──────── Data section ────────

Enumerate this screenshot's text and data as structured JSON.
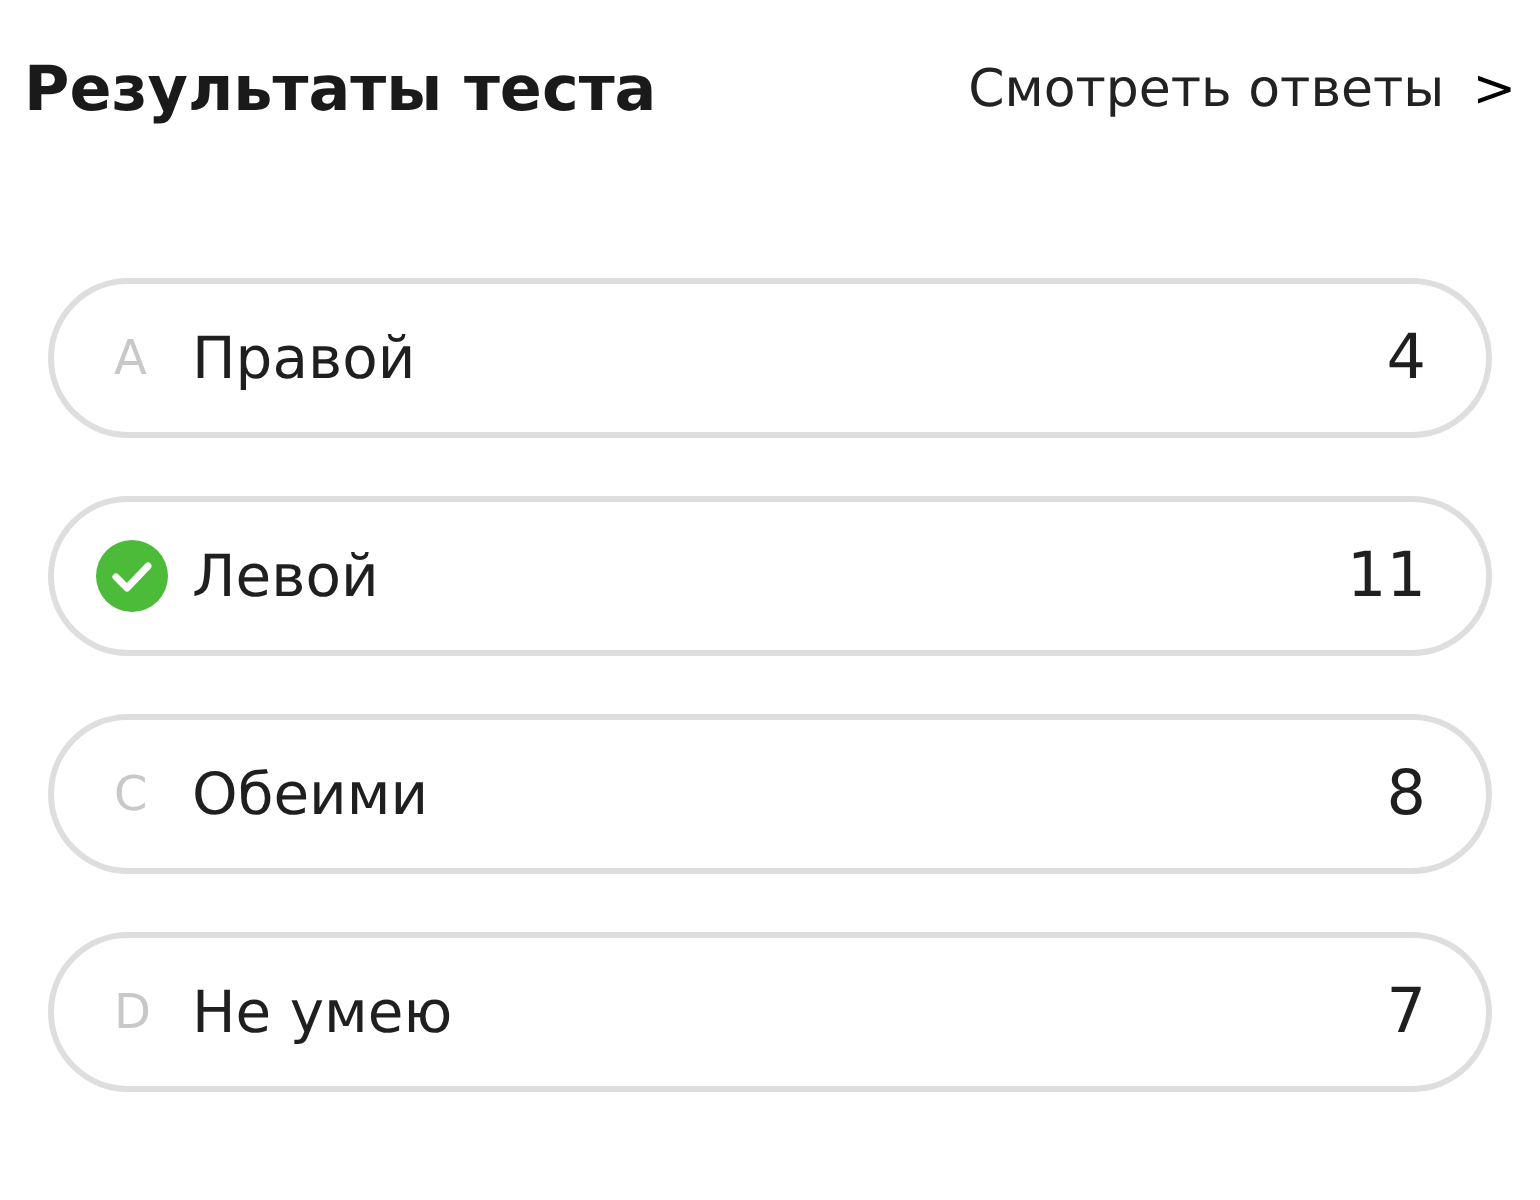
{
  "header": {
    "title": "Результаты теста",
    "link": "Смотреть ответы",
    "link_arrow": ">"
  },
  "options": [
    {
      "letter": "A",
      "label": "Правой",
      "count": "4",
      "correct": false
    },
    {
      "label": "Левой",
      "count": "11",
      "correct": true
    },
    {
      "letter": "C",
      "label": "Обеими",
      "count": "8",
      "correct": false
    },
    {
      "letter": "D",
      "label": "Не умею",
      "count": "7",
      "correct": false
    }
  ]
}
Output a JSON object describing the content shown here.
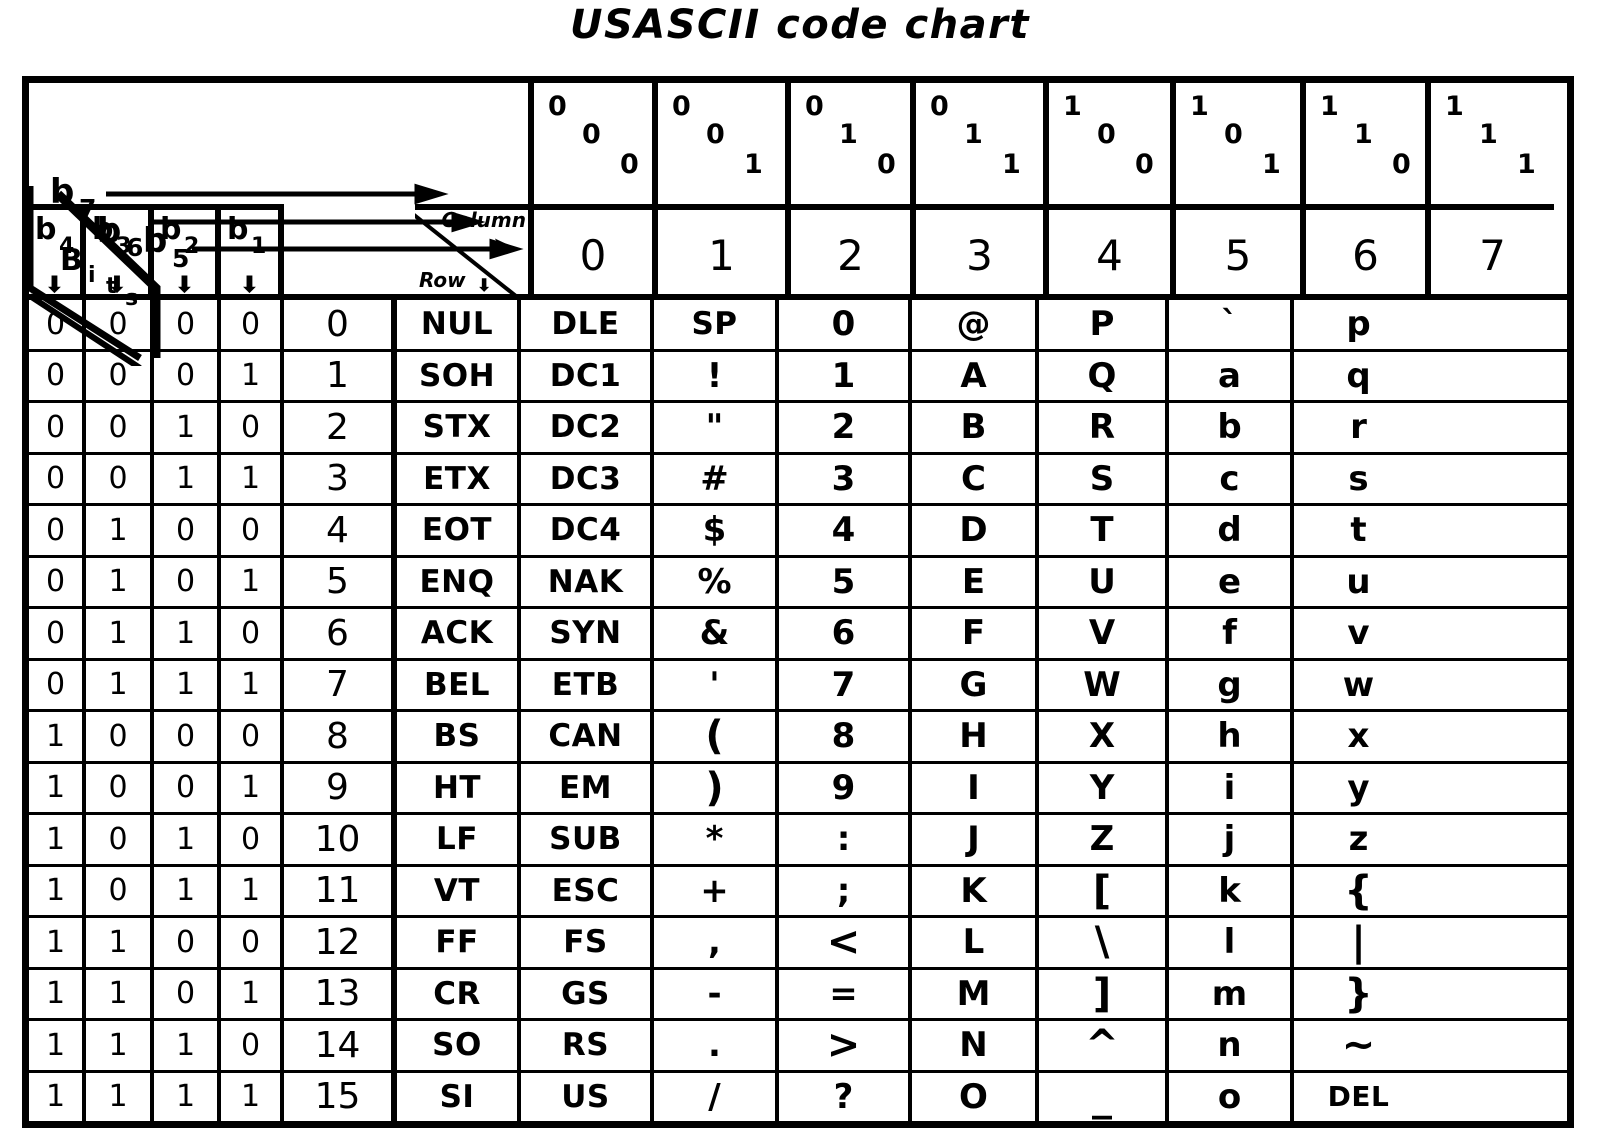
{
  "title": "USASCII code chart",
  "corner": {
    "bits_label": "Bits",
    "b7": "b",
    "b7sub": "7",
    "b6": "b",
    "b6sub": "6",
    "b5": "b",
    "b5sub": "5",
    "column_label": "Column",
    "row_label": "Row",
    "right_arrow": "➤",
    "down_arrow": "⬇"
  },
  "bit_columns": [
    {
      "name": "b",
      "sub": "4",
      "arrow": "⬇"
    },
    {
      "name": "b",
      "sub": "3",
      "arrow": "⬇"
    },
    {
      "name": "b",
      "sub": "2",
      "arrow": "⬇"
    },
    {
      "name": "b",
      "sub": "1",
      "arrow": "⬇"
    }
  ],
  "column_headers": [
    {
      "b7": "0",
      "b6": "0",
      "b5": "0",
      "number": "0"
    },
    {
      "b7": "0",
      "b6": "0",
      "b5": "1",
      "number": "1"
    },
    {
      "b7": "0",
      "b6": "1",
      "b5": "0",
      "number": "2"
    },
    {
      "b7": "0",
      "b6": "1",
      "b5": "1",
      "number": "3"
    },
    {
      "b7": "1",
      "b6": "0",
      "b5": "0",
      "number": "4"
    },
    {
      "b7": "1",
      "b6": "0",
      "b5": "1",
      "number": "5"
    },
    {
      "b7": "1",
      "b6": "1",
      "b5": "0",
      "number": "6"
    },
    {
      "b7": "1",
      "b6": "1",
      "b5": "1",
      "number": "7"
    }
  ],
  "rows": [
    {
      "b4": "0",
      "b3": "0",
      "b2": "0",
      "b1": "0",
      "row": "0",
      "cells": [
        "NUL",
        "DLE",
        "SP",
        "0",
        "@",
        "P",
        "`",
        "p"
      ]
    },
    {
      "b4": "0",
      "b3": "0",
      "b2": "0",
      "b1": "1",
      "row": "1",
      "cells": [
        "SOH",
        "DC1",
        "!",
        "1",
        "A",
        "Q",
        "a",
        "q"
      ]
    },
    {
      "b4": "0",
      "b3": "0",
      "b2": "1",
      "b1": "0",
      "row": "2",
      "cells": [
        "STX",
        "DC2",
        "\"",
        "2",
        "B",
        "R",
        "b",
        "r"
      ]
    },
    {
      "b4": "0",
      "b3": "0",
      "b2": "1",
      "b1": "1",
      "row": "3",
      "cells": [
        "ETX",
        "DC3",
        "#",
        "3",
        "C",
        "S",
        "c",
        "s"
      ]
    },
    {
      "b4": "0",
      "b3": "1",
      "b2": "0",
      "b1": "0",
      "row": "4",
      "cells": [
        "EOT",
        "DC4",
        "$",
        "4",
        "D",
        "T",
        "d",
        "t"
      ]
    },
    {
      "b4": "0",
      "b3": "1",
      "b2": "0",
      "b1": "1",
      "row": "5",
      "cells": [
        "ENQ",
        "NAK",
        "%",
        "5",
        "E",
        "U",
        "e",
        "u"
      ]
    },
    {
      "b4": "0",
      "b3": "1",
      "b2": "1",
      "b1": "0",
      "row": "6",
      "cells": [
        "ACK",
        "SYN",
        "&",
        "6",
        "F",
        "V",
        "f",
        "v"
      ]
    },
    {
      "b4": "0",
      "b3": "1",
      "b2": "1",
      "b1": "1",
      "row": "7",
      "cells": [
        "BEL",
        "ETB",
        "'",
        "7",
        "G",
        "W",
        "g",
        "w"
      ]
    },
    {
      "b4": "1",
      "b3": "0",
      "b2": "0",
      "b1": "0",
      "row": "8",
      "cells": [
        "BS",
        "CAN",
        "(",
        "8",
        "H",
        "X",
        "h",
        "x"
      ]
    },
    {
      "b4": "1",
      "b3": "0",
      "b2": "0",
      "b1": "1",
      "row": "9",
      "cells": [
        "HT",
        "EM",
        ")",
        "9",
        "I",
        "Y",
        "i",
        "y"
      ]
    },
    {
      "b4": "1",
      "b3": "0",
      "b2": "1",
      "b1": "0",
      "row": "10",
      "cells": [
        "LF",
        "SUB",
        "*",
        ":",
        "J",
        "Z",
        "j",
        "z"
      ]
    },
    {
      "b4": "1",
      "b3": "0",
      "b2": "1",
      "b1": "1",
      "row": "11",
      "cells": [
        "VT",
        "ESC",
        "+",
        ";",
        "K",
        "[",
        "k",
        "{"
      ]
    },
    {
      "b4": "1",
      "b3": "1",
      "b2": "0",
      "b1": "0",
      "row": "12",
      "cells": [
        "FF",
        "FS",
        ",",
        "<",
        "L",
        "\\",
        "l",
        "|"
      ]
    },
    {
      "b4": "1",
      "b3": "1",
      "b2": "0",
      "b1": "1",
      "row": "13",
      "cells": [
        "CR",
        "GS",
        "-",
        "=",
        "M",
        "]",
        "m",
        "}"
      ]
    },
    {
      "b4": "1",
      "b3": "1",
      "b2": "1",
      "b1": "0",
      "row": "14",
      "cells": [
        "SO",
        "RS",
        ".",
        ">",
        "N",
        "^",
        "n",
        "~"
      ]
    },
    {
      "b4": "1",
      "b3": "1",
      "b2": "1",
      "b1": "1",
      "row": "15",
      "cells": [
        "SI",
        "US",
        "/",
        "?",
        "O",
        "_",
        "o",
        "DEL"
      ]
    }
  ],
  "colors": {
    "ink": "#000000",
    "paper": "#ffffff"
  }
}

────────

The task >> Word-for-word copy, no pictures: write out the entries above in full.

Response >>
Enumerate this screenshot's text and data as structured JSON.
{
  "header": {
    "title": "Результаты теста",
    "link": "Смотреть ответы",
    "link_arrow": ">"
  },
  "options": [
    {
      "letter": "A",
      "label": "Правой",
      "count": "4",
      "correct": false
    },
    {
      "label": "Левой",
      "count": "11",
      "correct": true
    },
    {
      "letter": "C",
      "label": "Обеими",
      "count": "8",
      "correct": false
    },
    {
      "letter": "D",
      "label": "Не умею",
      "count": "7",
      "correct": false
    }
  ]
}
Output a JSON object describing the content shown here.
{
  "title": "USASCII code chart",
  "corner": {
    "bits_label": "Bits",
    "b7": "b",
    "b7sub": "7",
    "b6": "b",
    "b6sub": "6",
    "b5": "b",
    "b5sub": "5",
    "column_label": "Column",
    "row_label": "Row",
    "right_arrow": "➤",
    "down_arrow": "⬇"
  },
  "bit_columns": [
    {
      "name": "b",
      "sub": "4",
      "arrow": "⬇"
    },
    {
      "name": "b",
      "sub": "3",
      "arrow": "⬇"
    },
    {
      "name": "b",
      "sub": "2",
      "arrow": "⬇"
    },
    {
      "name": "b",
      "sub": "1",
      "arrow": "⬇"
    }
  ],
  "column_headers": [
    {
      "b7": "0",
      "b6": "0",
      "b5": "0",
      "number": "0"
    },
    {
      "b7": "0",
      "b6": "0",
      "b5": "1",
      "number": "1"
    },
    {
      "b7": "0",
      "b6": "1",
      "b5": "0",
      "number": "2"
    },
    {
      "b7": "0",
      "b6": "1",
      "b5": "1",
      "number": "3"
    },
    {
      "b7": "1",
      "b6": "0",
      "b5": "0",
      "number": "4"
    },
    {
      "b7": "1",
      "b6": "0",
      "b5": "1",
      "number": "5"
    },
    {
      "b7": "1",
      "b6": "1",
      "b5": "0",
      "number": "6"
    },
    {
      "b7": "1",
      "b6": "1",
      "b5": "1",
      "number": "7"
    }
  ],
  "rows": [
    {
      "b4": "0",
      "b3": "0",
      "b2": "0",
      "b1": "0",
      "row": "0",
      "cells": [
        "NUL",
        "DLE",
        "SP",
        "0",
        "@",
        "P",
        "`",
        "p"
      ]
    },
    {
      "b4": "0",
      "b3": "0",
      "b2": "0",
      "b1": "1",
      "row": "1",
      "cells": [
        "SOH",
        "DC1",
        "!",
        "1",
        "A",
        "Q",
        "a",
        "q"
      ]
    },
    {
      "b4": "0",
      "b3": "0",
      "b2": "1",
      "b1": "0",
      "row": "2",
      "cells": [
        "STX",
        "DC2",
        "\"",
        "2",
        "B",
        "R",
        "b",
        "r"
      ]
    },
    {
      "b4": "0",
      "b3": "0",
      "b2": "1",
      "b1": "1",
      "row": "3",
      "cells": [
        "ETX",
        "DC3",
        "#",
        "3",
        "C",
        "S",
        "c",
        "s"
      ]
    },
    {
      "b4": "0",
      "b3": "1",
      "b2": "0",
      "b1": "0",
      "row": "4",
      "cells": [
        "EOT",
        "DC4",
        "$",
        "4",
        "D",
        "T",
        "d",
        "t"
      ]
    },
    {
      "b4": "0",
      "b3": "1",
      "b2": "0",
      "b1": "1",
      "row": "5",
      "cells": [
        "ENQ",
        "NAK",
        "%",
        "5",
        "E",
        "U",
        "e",
        "u"
      ]
    },
    {
      "b4": "0",
      "b3": "1",
      "b2": "1",
      "b1": "0",
      "row": "6",
      "cells": [
        "ACK",
        "SYN",
        "&",
        "6",
        "F",
        "V",
        "f",
        "v"
      ]
    },
    {
      "b4": "0",
      "b3": "1",
      "b2": "1",
      "b1": "1",
      "row": "7",
      "cells": [
        "BEL",
        "ETB",
        "'",
        "7",
        "G",
        "W",
        "g",
        "w"
      ]
    },
    {
      "b4": "1",
      "b3": "0",
      "b2": "0",
      "b1": "0",
      "row": "8",
      "cells": [
        "BS",
        "CAN",
        "(",
        "8",
        "H",
        "X",
        "h",
        "x"
      ]
    },
    {
      "b4": "1",
      "b3": "0",
      "b2": "0",
      "b1": "1",
      "row": "9",
      "cells": [
        "HT",
        "EM",
        ")",
        "9",
        "I",
        "Y",
        "i",
        "y"
      ]
    },
    {
      "b4": "1",
      "b3": "0",
      "b2": "1",
      "b1": "0",
      "row": "10",
      "cells": [
        "LF",
        "SUB",
        "*",
        ":",
        "J",
        "Z",
        "j",
        "z"
      ]
    },
    {
      "b4": "1",
      "b3": "0",
      "b2": "1",
      "b1": "1",
      "row": "11",
      "cells": [
        "VT",
        "ESC",
        "+",
        ";",
        "K",
        "[",
        "k",
        "{"
      ]
    },
    {
      "b4": "1",
      "b3": "1",
      "b2": "0",
      "b1": "0",
      "row": "12",
      "cells": [
        "FF",
        "FS",
        ",",
        "<",
        "L",
        "\\",
        "l",
        "|"
      ]
    },
    {
      "b4": "1",
      "b3": "1",
      "b2": "0",
      "b1": "1",
      "row": "13",
      "cells": [
        "CR",
        "GS",
        "-",
        "=",
        "M",
        "]",
        "m",
        "}"
      ]
    },
    {
      "b4": "1",
      "b3": "1",
      "b2": "1",
      "b1": "0",
      "row": "14",
      "cells": [
        "SO",
        "RS",
        ".",
        ">",
        "N",
        "^",
        "n",
        "~"
      ]
    },
    {
      "b4": "1",
      "b3": "1",
      "b2": "1",
      "b1": "1",
      "row": "15",
      "cells": [
        "SI",
        "US",
        "/",
        "?",
        "O",
        "_",
        "o",
        "DEL"
      ]
    }
  ],
  "colors": {
    "ink": "#000000",
    "paper": "#ffffff"
  }
}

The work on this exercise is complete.